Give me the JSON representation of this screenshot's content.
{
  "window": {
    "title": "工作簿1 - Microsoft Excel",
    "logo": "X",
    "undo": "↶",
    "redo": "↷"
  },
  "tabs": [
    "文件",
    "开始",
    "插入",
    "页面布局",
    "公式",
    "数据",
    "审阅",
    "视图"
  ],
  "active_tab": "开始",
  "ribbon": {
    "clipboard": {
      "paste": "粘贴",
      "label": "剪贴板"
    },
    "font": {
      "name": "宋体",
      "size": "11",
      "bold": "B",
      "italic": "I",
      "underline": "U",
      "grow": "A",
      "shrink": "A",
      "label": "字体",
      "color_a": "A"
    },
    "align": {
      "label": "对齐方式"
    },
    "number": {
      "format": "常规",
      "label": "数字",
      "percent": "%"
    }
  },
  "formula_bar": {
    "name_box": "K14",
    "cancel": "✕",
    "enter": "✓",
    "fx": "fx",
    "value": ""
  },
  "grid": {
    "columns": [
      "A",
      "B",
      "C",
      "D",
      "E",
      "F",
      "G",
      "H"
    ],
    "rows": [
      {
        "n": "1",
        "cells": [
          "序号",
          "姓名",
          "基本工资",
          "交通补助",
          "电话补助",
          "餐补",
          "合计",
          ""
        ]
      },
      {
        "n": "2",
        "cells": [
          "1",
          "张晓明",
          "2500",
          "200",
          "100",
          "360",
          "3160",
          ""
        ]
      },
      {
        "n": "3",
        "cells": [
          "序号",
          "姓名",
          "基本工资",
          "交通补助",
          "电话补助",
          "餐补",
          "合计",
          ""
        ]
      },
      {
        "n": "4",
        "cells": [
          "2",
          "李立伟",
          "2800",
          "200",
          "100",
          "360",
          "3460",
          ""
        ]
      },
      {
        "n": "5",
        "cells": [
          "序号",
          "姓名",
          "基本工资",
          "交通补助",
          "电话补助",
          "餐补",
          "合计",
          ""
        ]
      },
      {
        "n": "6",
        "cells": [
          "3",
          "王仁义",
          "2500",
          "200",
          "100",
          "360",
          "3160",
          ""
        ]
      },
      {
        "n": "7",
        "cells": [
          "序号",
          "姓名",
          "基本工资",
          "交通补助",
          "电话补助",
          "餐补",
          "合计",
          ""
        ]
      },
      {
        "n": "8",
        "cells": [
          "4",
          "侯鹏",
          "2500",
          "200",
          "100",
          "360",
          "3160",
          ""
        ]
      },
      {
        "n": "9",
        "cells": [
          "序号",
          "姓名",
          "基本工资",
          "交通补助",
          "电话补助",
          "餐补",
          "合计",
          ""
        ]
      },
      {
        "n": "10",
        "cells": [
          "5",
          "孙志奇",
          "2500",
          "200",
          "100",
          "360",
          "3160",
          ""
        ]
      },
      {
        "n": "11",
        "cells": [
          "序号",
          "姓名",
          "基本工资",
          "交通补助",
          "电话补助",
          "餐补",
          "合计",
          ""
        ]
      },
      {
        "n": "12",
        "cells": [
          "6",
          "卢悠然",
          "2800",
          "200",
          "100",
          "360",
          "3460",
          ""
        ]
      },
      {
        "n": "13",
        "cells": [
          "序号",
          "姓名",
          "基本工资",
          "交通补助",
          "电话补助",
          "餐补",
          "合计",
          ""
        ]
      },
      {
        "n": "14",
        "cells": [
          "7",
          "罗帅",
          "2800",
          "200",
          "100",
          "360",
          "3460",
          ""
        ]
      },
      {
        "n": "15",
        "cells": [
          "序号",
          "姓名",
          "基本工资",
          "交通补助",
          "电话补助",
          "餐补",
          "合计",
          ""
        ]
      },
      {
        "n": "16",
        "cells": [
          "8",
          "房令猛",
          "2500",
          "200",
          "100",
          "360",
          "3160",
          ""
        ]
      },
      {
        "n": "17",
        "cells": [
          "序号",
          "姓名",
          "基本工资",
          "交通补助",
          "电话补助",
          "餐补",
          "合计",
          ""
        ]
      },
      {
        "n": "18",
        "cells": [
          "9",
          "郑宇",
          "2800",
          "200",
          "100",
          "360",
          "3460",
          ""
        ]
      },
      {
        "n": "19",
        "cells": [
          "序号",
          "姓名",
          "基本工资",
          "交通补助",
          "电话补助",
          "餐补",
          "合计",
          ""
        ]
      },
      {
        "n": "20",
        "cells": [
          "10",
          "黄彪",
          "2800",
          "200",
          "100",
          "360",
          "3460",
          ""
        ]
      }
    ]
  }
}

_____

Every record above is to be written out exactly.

WORKED SOLUTION>
Give me the JSON representation of this screenshot's content.
{
  "window": {
    "title": "工作簿1 - Microsoft Excel",
    "logo": "X",
    "undo": "↶",
    "redo": "↷"
  },
  "tabs": [
    "文件",
    "开始",
    "插入",
    "页面布局",
    "公式",
    "数据",
    "审阅",
    "视图"
  ],
  "active_tab": "开始",
  "ribbon": {
    "clipboard": {
      "paste": "粘贴",
      "label": "剪贴板"
    },
    "font": {
      "name": "宋体",
      "size": "11",
      "bold": "B",
      "italic": "I",
      "underline": "U",
      "grow": "A",
      "shrink": "A",
      "label": "字体",
      "color_a": "A"
    },
    "align": {
      "label": "对齐方式"
    },
    "number": {
      "format": "常规",
      "label": "数字",
      "percent": "%"
    }
  },
  "formula_bar": {
    "name_box": "K14",
    "cancel": "✕",
    "enter": "✓",
    "fx": "fx",
    "value": ""
  },
  "grid": {
    "columns": [
      "A",
      "B",
      "C",
      "D",
      "E",
      "F",
      "G",
      "H"
    ],
    "rows": [
      {
        "n": "1",
        "cells": [
          "序号",
          "姓名",
          "基本工资",
          "交通补助",
          "电话补助",
          "餐补",
          "合计",
          ""
        ]
      },
      {
        "n": "2",
        "cells": [
          "1",
          "张晓明",
          "2500",
          "200",
          "100",
          "360",
          "3160",
          ""
        ]
      },
      {
        "n": "3",
        "cells": [
          "序号",
          "姓名",
          "基本工资",
          "交通补助",
          "电话补助",
          "餐补",
          "合计",
          ""
        ]
      },
      {
        "n": "4",
        "cells": [
          "2",
          "李立伟",
          "2800",
          "200",
          "100",
          "360",
          "3460",
          ""
        ]
      },
      {
        "n": "5",
        "cells": [
          "序号",
          "姓名",
          "基本工资",
          "交通补助",
          "电话补助",
          "餐补",
          "合计",
          ""
        ]
      },
      {
        "n": "6",
        "cells": [
          "3",
          "王仁义",
          "2500",
          "200",
          "100",
          "360",
          "3160",
          ""
        ]
      },
      {
        "n": "7",
        "cells": [
          "序号",
          "姓名",
          "基本工资",
          "交通补助",
          "电话补助",
          "餐补",
          "合计",
          ""
        ]
      },
      {
        "n": "8",
        "cells": [
          "4",
          "侯鹏",
          "2500",
          "200",
          "100",
          "360",
          "3160",
          ""
        ]
      },
      {
        "n": "9",
        "cells": [
          "序号",
          "姓名",
          "基本工资",
          "交通补助",
          "电话补助",
          "餐补",
          "合计",
          ""
        ]
      },
      {
        "n": "10",
        "cells": [
          "5",
          "孙志奇",
          "2500",
          "200",
          "100",
          "360",
          "3160",
          ""
        ]
      },
      {
        "n": "11",
        "cells": [
          "序号",
          "姓名",
          "基本工资",
          "交通补助",
          "电话补助",
          "餐补",
          "合计",
          ""
        ]
      },
      {
        "n": "12",
        "cells": [
          "6",
          "卢悠然",
          "2800",
          "200",
          "100",
          "360",
          "3460",
          ""
        ]
      },
      {
        "n": "13",
        "cells": [
          "序号",
          "姓名",
          "基本工资",
          "交通补助",
          "电话补助",
          "餐补",
          "合计",
          ""
        ]
      },
      {
        "n": "14",
        "cells": [
          "7",
          "罗帅",
          "2800",
          "200",
          "100",
          "360",
          "3460",
          ""
        ]
      },
      {
        "n": "15",
        "cells": [
          "序号",
          "姓名",
          "基本工资",
          "交通补助",
          "电话补助",
          "餐补",
          "合计",
          ""
        ]
      },
      {
        "n": "16",
        "cells": [
          "8",
          "房令猛",
          "2500",
          "200",
          "100",
          "360",
          "3160",
          ""
        ]
      },
      {
        "n": "17",
        "cells": [
          "序号",
          "姓名",
          "基本工资",
          "交通补助",
          "电话补助",
          "餐补",
          "合计",
          ""
        ]
      },
      {
        "n": "18",
        "cells": [
          "9",
          "郑宇",
          "2800",
          "200",
          "100",
          "360",
          "3460",
          ""
        ]
      },
      {
        "n": "19",
        "cells": [
          "序号",
          "姓名",
          "基本工资",
          "交通补助",
          "电话补助",
          "餐补",
          "合计",
          ""
        ]
      },
      {
        "n": "20",
        "cells": [
          "10",
          "黄彪",
          "2800",
          "200",
          "100",
          "360",
          "3460",
          ""
        ]
      }
    ]
  }
}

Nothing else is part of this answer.